Since the launch of the Belt and Road Initiative, Chinese diplomats have morphed into full-blown salespeople for built-by-China information technology projects abroad, brokering deals with the promise of easy financing that governments find difficult to reject. As of 2019, such projects accounted for an estimated $79 billion in investments around the world. Most of that money has gone into infrastructure like internet cables and 4G base stations, but surveillance has made up an ever larger slice of the pie.
As the scope of China’s ambition became apparent in the late 2010s, concern began to bubble up in technology and policy circles about its implications, particularly in cutting-edge fields such as AI. By 2018, Chinese start-ups were vanquishing Silicon Valley giants in facial recognition tests, and AI research papers written by Chinese scientists held their own against their peers in global conferences. With both Washington and Beijing zeroing in on the technology as an area of competition, observers envisioned a near-future world divided between US and Chinese spheres of AI influence.

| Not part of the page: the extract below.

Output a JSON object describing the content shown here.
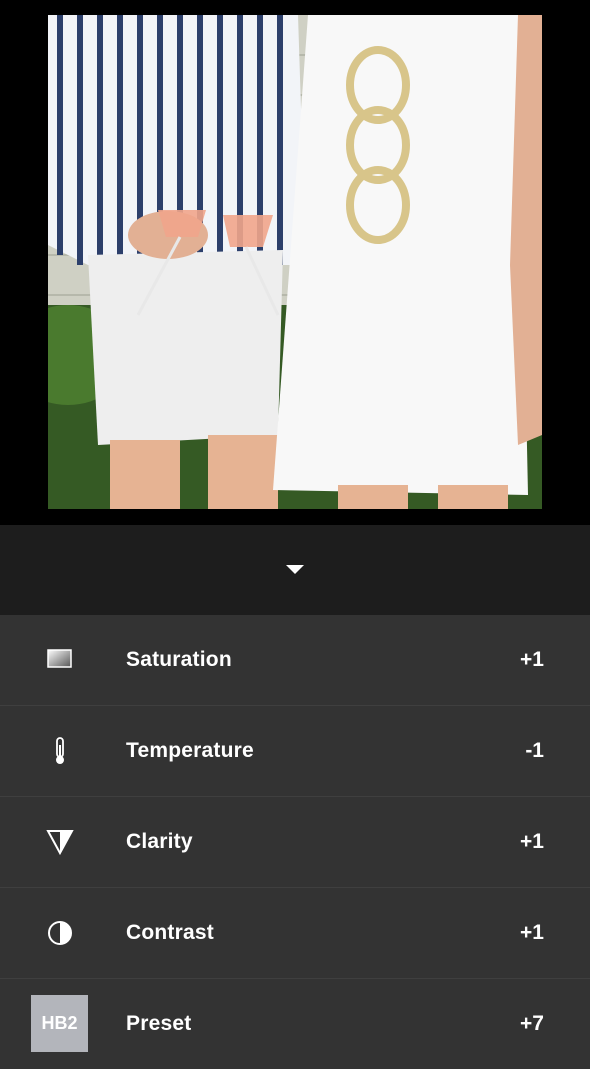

In October 2018, Wired magazine ran a cover story that captured the anxiety coursing through Western societies over China’s growing tech prowess. Its title: “The AI Cold War That Could Doom Us All.” In the story, the magazine’s editor in chief, Nicholas Thomson, and political scientist Ian Bremmer fretted that China’s Sputnik moment had come at the worst time. The world was beginning to doubt the durability of democracy. Far from spreading democratic ideals, information technology had helped put Donald Trump, an authoritarian, in the White House—and now it was helping China’s Communist Party spread its influence around the globe. “Is the arc of the digital revolution bending toward tyranny, and is there any way to stop it?” they asked. Their answer to both questions: a resounding “maybe.”

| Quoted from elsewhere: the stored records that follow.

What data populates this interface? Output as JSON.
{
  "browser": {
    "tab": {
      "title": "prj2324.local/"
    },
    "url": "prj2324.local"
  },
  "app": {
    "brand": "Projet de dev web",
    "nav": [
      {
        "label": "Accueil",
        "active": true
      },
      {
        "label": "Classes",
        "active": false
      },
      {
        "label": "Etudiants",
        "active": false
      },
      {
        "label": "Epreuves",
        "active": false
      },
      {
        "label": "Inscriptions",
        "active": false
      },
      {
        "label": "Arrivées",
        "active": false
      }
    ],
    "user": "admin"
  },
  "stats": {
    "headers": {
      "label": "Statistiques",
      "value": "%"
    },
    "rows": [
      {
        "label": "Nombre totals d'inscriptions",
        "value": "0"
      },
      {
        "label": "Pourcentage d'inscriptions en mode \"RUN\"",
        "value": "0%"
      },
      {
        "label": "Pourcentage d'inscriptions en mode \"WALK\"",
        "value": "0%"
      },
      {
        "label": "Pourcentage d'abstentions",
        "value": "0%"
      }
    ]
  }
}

Evocations of the Cold War reflect the enormousness of the stakes, but as events in Uganda demonstrate, they paint a mistaken picture of the dynamics. China might be the United States’ most formidable challenger since the Soviet Union, and the notion of a world divided certainly had a familiar ring to anyone old enough to remember the fall of the Berlin Wall. But for all its genuflecting to Marx and Lenin, the Party had demonstrated little interest in leading a global insurrection of the proletariat. The “China model” is not something Beijing necessarily expects anyone to be able to replicate. The point in promoting it is to show to the world and to China’s own citizens that alternatives to liberal democracy exist and should be considered legitimate. In helping its companies to sell surveillance systems abroad, China’s government is equipping countries with the tools and knowledge to develop their own alternatives, whatever those might be.
This article gives the views of the authors, and not the position of the China Foresight Forum, LSE IDEAS, nor The London School of Economics and Political Science.
The blog image was generated by DALL-E 2.